Denmark-based Genmab A/S released topline data from its Phase III MAIA trial of a drug it licensed to Johnson & Johnson’s Janssen, Darzalex (daratumumab). The drug is being evaluated in combination with Celgene’s Revlimid (lenalidomide) and dexamethasone (DRd), compared to Revlimid and dexamethasone alone in patients newly diagnosed with multiple myeloma who are not candidates for high-dose chemotherapy and autologous stem cell transplant.
The trial met its primary endpoint of improved progression-free survival (PFS) at a pre-planned interim analysis. There was a 45 percent decrease in the risk of progression or death in patients with Revlimid and dexamethasone (DRd). The median PFS for patients receiving Darzalex in combination with Rd wasn’t reached, compared to an estimated median PFS of 31.9 months for the patients who received Rd alone.
Based on the data, an Independent Data Monitoring Committee (IDMC) recommended Genmab release the interim data. Genmab will continue to analyze the safety and efficacy data. Janssen licensed Darzalex from Genmab in 2012. It plans to discuss submitting the combination to regulators, present the data at an upcoming medical conference and submit to a peer-reviewed journal.
Genmab licensed Darzalex to Janssen in 2012. Janssen has a worldwide license to develop, manufacture and commercialize Darzalex. There are ongoing trials for the drug, including multiple Phase III studies in smoldering, relapsed and frontline multiple myeloma settings and in amyloidosis. Janssen either has ongoing trials or plans studies to evaluate the drug in other malignant and pre-malignant diseases, including NKT-cell lymphoma, myelodysplastic syndrome, B and T-ALL.
Darzalex has received two Breakthrough Therapy Designations from the US. Food and Drug Administration (FDA) as a monotherapy and in combination with other therapies.
Darzalex is approved in the U.S. in combination with bortezomib, melphalan and prednisone to treat patients with newly diagnosed multiple myeloma who are ineligible for autologous stem cell transplant; in combination with lenalidomide and dexamethasone, or bortezomib and dexamethasone for second-line treatment for multiple myeloma; in combination with pomalidomide and dexamethasone as third-line multiple myeloma, and as a monotherapy for multiple myeloma patients who receive three previous therapies, including a protease inhibitor (PI) and an immunomodulatory agent, or who are double refractory to a PI, and an immunomodulatory agent who have shown disease progression on the last therapy.

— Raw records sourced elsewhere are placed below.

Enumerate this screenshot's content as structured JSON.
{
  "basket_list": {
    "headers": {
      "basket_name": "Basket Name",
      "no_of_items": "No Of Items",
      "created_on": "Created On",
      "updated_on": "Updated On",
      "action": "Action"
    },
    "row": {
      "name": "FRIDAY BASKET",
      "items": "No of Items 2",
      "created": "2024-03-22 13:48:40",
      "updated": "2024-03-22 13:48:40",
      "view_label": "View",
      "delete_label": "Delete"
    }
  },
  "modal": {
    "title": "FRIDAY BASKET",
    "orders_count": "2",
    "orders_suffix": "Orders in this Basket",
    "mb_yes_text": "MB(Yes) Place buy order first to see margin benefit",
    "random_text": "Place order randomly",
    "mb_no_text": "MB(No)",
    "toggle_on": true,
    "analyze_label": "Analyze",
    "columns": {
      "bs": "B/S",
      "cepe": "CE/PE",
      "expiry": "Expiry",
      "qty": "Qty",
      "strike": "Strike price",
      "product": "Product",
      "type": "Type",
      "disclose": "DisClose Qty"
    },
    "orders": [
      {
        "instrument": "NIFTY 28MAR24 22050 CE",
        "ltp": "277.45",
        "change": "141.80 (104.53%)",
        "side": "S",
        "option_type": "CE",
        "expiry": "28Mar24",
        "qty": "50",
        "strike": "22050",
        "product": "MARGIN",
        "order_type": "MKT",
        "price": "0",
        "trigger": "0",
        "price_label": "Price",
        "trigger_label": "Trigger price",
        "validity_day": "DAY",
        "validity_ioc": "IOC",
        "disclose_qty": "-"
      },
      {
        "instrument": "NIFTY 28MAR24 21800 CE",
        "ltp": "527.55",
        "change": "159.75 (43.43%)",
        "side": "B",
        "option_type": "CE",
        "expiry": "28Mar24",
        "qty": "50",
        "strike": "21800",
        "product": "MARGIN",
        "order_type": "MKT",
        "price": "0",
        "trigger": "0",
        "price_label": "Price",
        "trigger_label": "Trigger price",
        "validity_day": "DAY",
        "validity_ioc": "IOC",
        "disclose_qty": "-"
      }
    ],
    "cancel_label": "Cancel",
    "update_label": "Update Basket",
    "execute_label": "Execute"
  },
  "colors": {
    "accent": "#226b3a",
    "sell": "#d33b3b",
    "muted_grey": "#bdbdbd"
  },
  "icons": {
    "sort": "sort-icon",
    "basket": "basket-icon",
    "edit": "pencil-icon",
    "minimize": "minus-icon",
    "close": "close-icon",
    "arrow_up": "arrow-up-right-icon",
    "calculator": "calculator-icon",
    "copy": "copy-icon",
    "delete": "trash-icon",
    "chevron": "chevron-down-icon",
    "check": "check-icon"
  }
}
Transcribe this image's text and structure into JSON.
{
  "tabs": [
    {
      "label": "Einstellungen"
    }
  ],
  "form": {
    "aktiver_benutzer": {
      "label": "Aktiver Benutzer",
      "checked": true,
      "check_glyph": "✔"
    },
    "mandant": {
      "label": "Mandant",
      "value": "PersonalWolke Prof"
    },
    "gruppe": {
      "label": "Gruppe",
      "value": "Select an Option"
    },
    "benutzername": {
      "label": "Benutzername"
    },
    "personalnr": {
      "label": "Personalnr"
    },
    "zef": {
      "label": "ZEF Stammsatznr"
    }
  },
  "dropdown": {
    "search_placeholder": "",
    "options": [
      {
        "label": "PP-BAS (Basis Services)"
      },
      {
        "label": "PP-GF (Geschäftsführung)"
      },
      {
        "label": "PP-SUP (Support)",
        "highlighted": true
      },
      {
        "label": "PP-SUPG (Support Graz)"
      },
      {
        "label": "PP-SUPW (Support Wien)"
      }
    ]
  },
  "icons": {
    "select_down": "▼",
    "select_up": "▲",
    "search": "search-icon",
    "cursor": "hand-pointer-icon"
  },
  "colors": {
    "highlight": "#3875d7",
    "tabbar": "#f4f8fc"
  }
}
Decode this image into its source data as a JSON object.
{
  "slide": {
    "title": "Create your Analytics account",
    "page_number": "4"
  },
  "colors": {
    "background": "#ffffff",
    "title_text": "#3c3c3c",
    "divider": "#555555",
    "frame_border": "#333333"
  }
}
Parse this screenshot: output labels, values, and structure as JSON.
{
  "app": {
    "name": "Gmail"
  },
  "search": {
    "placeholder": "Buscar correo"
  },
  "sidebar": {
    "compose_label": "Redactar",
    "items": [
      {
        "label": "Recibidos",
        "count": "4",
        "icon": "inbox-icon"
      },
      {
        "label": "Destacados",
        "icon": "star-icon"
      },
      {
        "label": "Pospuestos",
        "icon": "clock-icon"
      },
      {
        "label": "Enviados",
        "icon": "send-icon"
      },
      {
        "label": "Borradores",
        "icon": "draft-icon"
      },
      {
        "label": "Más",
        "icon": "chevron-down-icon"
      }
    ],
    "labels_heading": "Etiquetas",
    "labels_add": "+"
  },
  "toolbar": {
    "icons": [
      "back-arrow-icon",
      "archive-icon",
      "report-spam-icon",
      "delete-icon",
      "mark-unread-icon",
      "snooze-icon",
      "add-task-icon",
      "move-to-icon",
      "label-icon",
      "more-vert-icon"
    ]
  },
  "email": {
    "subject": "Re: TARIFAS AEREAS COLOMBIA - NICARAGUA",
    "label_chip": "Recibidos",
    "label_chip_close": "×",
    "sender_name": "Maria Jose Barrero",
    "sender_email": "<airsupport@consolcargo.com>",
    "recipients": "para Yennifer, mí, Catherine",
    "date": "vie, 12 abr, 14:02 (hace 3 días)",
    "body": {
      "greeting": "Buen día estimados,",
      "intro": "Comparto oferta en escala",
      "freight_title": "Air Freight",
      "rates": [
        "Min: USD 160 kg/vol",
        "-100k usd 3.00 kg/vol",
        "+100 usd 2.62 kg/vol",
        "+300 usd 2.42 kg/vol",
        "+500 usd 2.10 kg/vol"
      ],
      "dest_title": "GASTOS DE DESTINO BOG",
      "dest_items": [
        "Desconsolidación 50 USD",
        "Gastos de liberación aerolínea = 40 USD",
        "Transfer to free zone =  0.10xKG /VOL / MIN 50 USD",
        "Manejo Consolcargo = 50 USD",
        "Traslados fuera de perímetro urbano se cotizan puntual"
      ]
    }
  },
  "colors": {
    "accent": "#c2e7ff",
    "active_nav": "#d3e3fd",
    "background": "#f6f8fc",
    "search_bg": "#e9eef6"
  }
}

“We are highly encouraged by this data as this is the fifth randomized study showing a profound benefit when adding daratumumab to standard of care treatments in multiple myeloma, and the second showing efficacy for patients with newly diagnosed multiple myeloma who are not eligible for ASCT,” said Jan van de Winkel, Genmab’s chief executive officer, in a statement. “As such, this data increases our hope that daratumumab may one day help even more patients at the outset of treatment of this disease.”
The results from this trial are good news. Darzalex had previously failed earlier-stage trials in combination with Roche’s PD-L1 inhibitor Tecentriq (atezolizumab) in non-small cell lung cancer, and with J&J’s PD-1 inhibitor JNJ-63723283 in multiple myeloma. Those trials were both terminated due to an increase in patient deaths.
In 2017, Darzalex brought in $1.24 billion, but van de Winkel has said that if it could get approval into other blood cancers and solid tumors, sales could top $9 billion.
A Product Manager with expertise in pharma marketing and sales operations